and two supreme rabbinical court judges, who are perforce men, four spots should
also be reserved for women.
Ben-Dahan, however, says he disagrees with
the principle of reserving spots for women, arguing that 40% of the panel is not
set aside in other government forums. He added that since the new justice
minister, who is also automatically a member of the selection committee, is a
woman – Tzipi Livni – and that a spot on the panel reserved for a Bayit Yehudi
MK will be given to a woman, no further legislation is necessary.
says he would not oppose legislative efforts to reserve more spots on the
committee. In his opinion, however, “it is a mistake.” “If you try and get to
much, you won’t achieve anything,” he notes.
AS HAS been apparent with
the controversy over Western Wall prayer rights and the campaign by the Women of
the Wall activist group, the disputes that have erupted of late centering on how
public religious life in Israel is conducted will not disappear.
anything, they are likely to become more intense and more frequent as those who
do not subscribe to Orthodox practice, and those frustrated with the general
lack of empathy emanating from the state’s religious service providers, become
increasingly assertive in pursuit of their rights.
If the Israeli public
is to be reconciled with the religious establishment in its current Orthodox
guise, much will depend on how Ben-Dahan runs his ministry and the extent to
which he is prepared to instigate reforms for the better, smoother and more
attentive provision of religious services to its customers.

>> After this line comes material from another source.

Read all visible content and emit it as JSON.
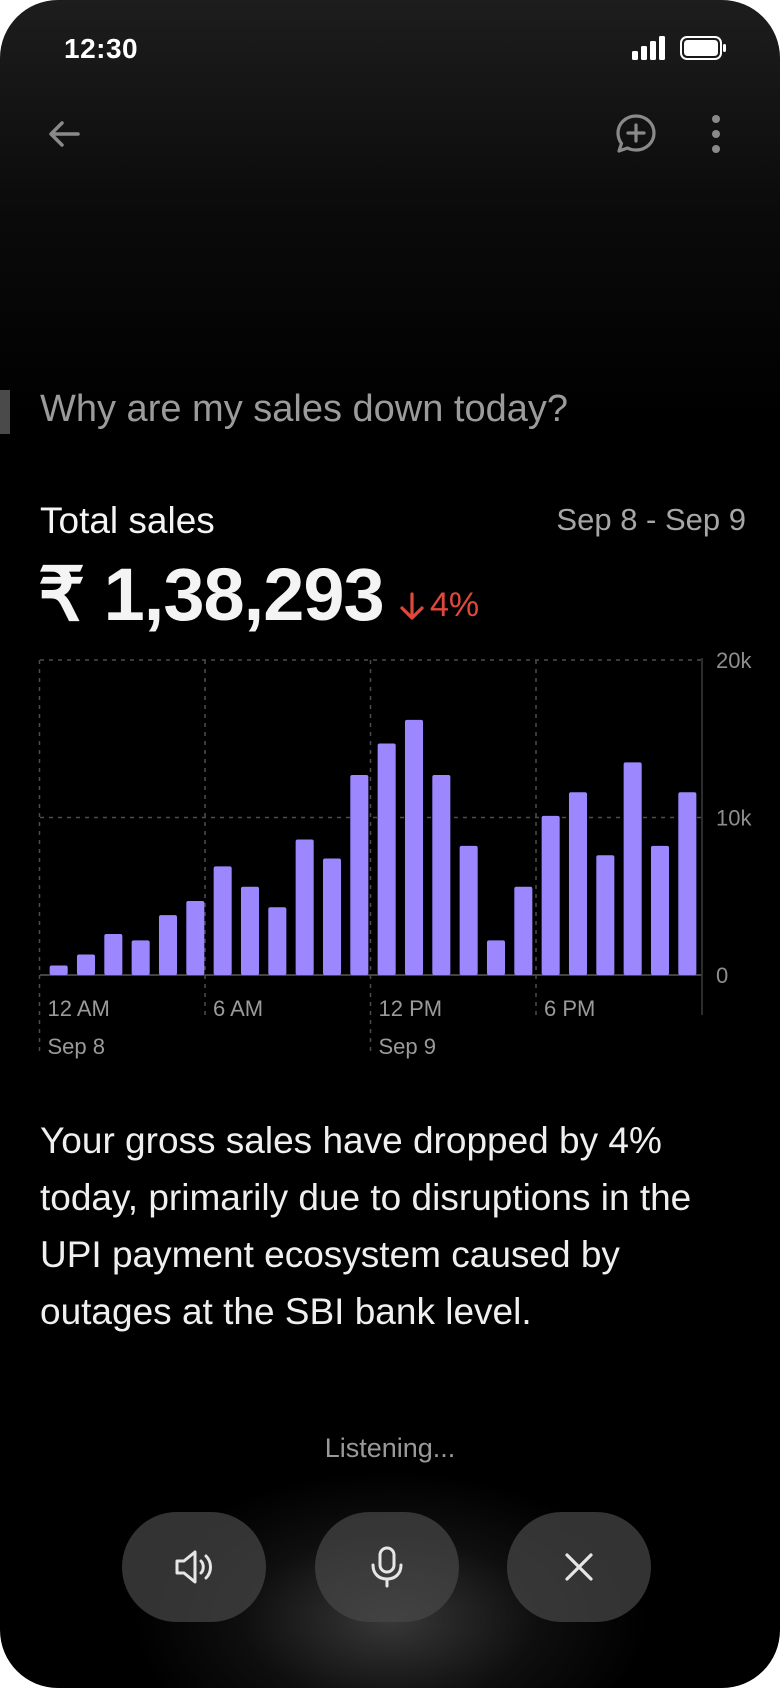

reforms fail to materialize, it is likely that calls for a complete separation
of religion and state will get both louder and a great deal more intense.